Some of the shepherds present, that were wounded by the powerful beams of her beautiful eyes, made proffer to pursue her, without reaping any profit out of her manifest resolution made there in their hearing; which Don Quixote noting, and thinking that the use of this chivalry did jump fitly with that occasion, by succouring distressed damsels, laying hand on the pommel of his sword, he said, in loud and intelligible words: Let no person, of whatsoever state or condition he be, presume to follow the fair Marcela, under pain of falling into my furious indignation. She hath shown, by clear and sufficient reasons, the little or no fault she had in Chrysostoms death, and how far she lives from meaning to condescend to the desires of any of her lovers; for which respect it is just that, instead of being pursued and persecuted, she be honoured and esteemed by all the good men of the world; for she shows in it, that it is only she alone that lives therein with honest intention. Now, whether it was through Don Quixotes menaces, or whether because Ambrosio requested them to conclude with the obligation they owed to their good friend, none of the shepherds moved or departed from thence until, the grave being made and Chrysostoms papers burnt, they laid the body into it, with many tears of the beholders. They shut the sepulchre with a great stone, until a monument were wrought, which Ambrosio said he went to have made, with an epitaph to this sense:
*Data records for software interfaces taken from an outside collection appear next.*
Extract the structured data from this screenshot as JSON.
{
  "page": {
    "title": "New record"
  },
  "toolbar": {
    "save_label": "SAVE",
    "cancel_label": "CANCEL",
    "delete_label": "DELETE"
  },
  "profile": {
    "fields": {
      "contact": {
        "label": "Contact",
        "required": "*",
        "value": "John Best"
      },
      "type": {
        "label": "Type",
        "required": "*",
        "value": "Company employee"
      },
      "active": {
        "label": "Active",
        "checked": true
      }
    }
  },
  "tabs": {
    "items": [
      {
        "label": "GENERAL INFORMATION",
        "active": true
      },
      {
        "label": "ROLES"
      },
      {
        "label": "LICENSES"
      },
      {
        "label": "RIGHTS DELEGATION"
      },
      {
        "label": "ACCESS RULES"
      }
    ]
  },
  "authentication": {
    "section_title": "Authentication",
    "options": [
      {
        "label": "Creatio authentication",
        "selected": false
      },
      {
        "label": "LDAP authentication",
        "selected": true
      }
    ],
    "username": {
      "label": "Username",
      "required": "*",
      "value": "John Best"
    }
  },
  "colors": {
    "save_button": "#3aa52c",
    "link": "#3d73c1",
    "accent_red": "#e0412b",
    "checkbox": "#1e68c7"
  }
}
They presently strewed on the grave many flowers and boughs, and everyone condoling a while with his friend Ambrosio, did afterward bid him farewell, and departed. The like did Vivaldo and his companion: and Don Quixote, bidding his host and the travellers adieu, they requested him to come with them to Seville, because it was a place so fit for the finding of adventures, as in every street and corner thereof are offered more than in any other place whatsoever. Don Quixote rendered them thanks for their advice and the good will they seemed to have to gratify him, and said he neither ought nor would go to Seville until he had freed all those mountains of thieves and robbers, whereof, as fame ran, they were full. The travellers perceiving his good intention, would not importune him more; but, bidding him again farewell, they departed, and followed on their journey; in which they wanted not matter of discourse, as well of the history of Marcela and Chrysostom as of the follies of Don Quixote, who determined to go in the search of the shepherdess Marcela, and offer unto her all that he was able to do in her service. But it befel him not as he thought, as shall be rehearsed in the discourse of this true history; giving end here to the Second Part.